Jesuits criticise US treatment of prisoners
Two prominent Jesuits - Cardinal Roberto Tucci, former head of Vatican Radio, and Fr Pasquale Borgomeo, its current director - have criticised the way the United States is treating captured Taliban and al-Qaida fighters. Fr Borgomeo criticised what he called "the militarisation of justice" which was evident in the Guantanamo campin Cuba. He said there was a need for "a wider view, a more strategic view that would serve in the struggle to build peace".
Following is the report carried in the current issue of The Tablet:
The United States must guarantee respect for human rights even for suspected terrorists, two leading Jesuits in Rome said last week. In separate interviews, Cardinal Roberto Tucci, a former director of Vatican Radio, and Fr Pasquale Borgomeo, its current director, said one of the most worrying aspects of the continuing war on terrorism was the American treatment of Afghan prisoners.

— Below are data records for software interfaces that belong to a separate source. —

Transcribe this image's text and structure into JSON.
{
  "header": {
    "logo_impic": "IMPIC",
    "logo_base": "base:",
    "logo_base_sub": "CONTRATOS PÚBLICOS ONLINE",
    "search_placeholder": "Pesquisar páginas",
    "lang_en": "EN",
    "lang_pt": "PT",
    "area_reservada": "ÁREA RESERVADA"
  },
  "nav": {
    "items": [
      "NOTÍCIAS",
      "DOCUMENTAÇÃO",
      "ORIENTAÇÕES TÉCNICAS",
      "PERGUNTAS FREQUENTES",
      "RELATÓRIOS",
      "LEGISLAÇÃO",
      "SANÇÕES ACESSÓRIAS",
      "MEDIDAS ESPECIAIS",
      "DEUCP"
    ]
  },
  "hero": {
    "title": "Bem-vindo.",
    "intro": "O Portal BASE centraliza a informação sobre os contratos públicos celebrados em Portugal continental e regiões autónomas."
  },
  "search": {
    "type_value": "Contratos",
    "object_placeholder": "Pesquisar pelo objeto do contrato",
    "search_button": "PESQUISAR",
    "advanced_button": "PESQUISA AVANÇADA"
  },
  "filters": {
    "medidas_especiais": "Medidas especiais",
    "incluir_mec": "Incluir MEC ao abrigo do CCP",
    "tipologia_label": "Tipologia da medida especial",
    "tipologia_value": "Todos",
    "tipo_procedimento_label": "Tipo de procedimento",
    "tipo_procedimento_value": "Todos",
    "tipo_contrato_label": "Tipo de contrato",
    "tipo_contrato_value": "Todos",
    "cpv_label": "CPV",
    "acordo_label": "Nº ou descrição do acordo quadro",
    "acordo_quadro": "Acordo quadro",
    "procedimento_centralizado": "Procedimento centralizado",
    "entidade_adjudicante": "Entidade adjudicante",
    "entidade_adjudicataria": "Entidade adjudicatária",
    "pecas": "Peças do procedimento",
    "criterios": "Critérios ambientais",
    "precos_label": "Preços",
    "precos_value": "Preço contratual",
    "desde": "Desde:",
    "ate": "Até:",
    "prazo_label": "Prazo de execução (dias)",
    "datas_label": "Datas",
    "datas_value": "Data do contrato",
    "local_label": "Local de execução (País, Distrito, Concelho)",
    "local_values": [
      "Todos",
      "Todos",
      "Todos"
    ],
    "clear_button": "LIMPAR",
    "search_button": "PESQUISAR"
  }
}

Ignoring criticism from Amnesty International, the United States has defined suspected al-Qaida militants as 'unlawful combatants' rather than prisoners of war. The prisoners have been transferred to the US naval base at Guantanamo Bay in Cuba, which is outside US jurisdiction.
The Pentagon this week released pictures of the prisoners which showed them manacled and hooded in open-air cages. Human rights groups accused the United States of subjecting the prisoners to sensory deprivation and other forms of degradation and torture. But the US State Department said the pictures were of the prisoners when they first arrived, and therefore did not show how they were kept day to day.
Speaking on 16 January, Cardinal Tucci said the prisoners had the right to be tried and to legal counsel, a right which Amnesty says is being denied them. Uprooting terrorism was 'perfectly correct' but not if it was carried out 'with a spirit of vengeance that can transgress respect for human rights', the cardinal told the One-O-Five Live programme, adding that 'hatred and vengeance' would 'help terrorists recruit others more easily'.
The day before, Fr Borgomeo criticised what he called 'the militarisation of justice' which was evident in the Guantanamo camp. There was a need for 'a wider view, a more strategic view that would serve in the struggle to build peace'. Such a view meant seeking justice not just in the sense of capturing and punishing terrorists but of 'shrinking the boundaries of poverty, of desperation and of hatred', he added.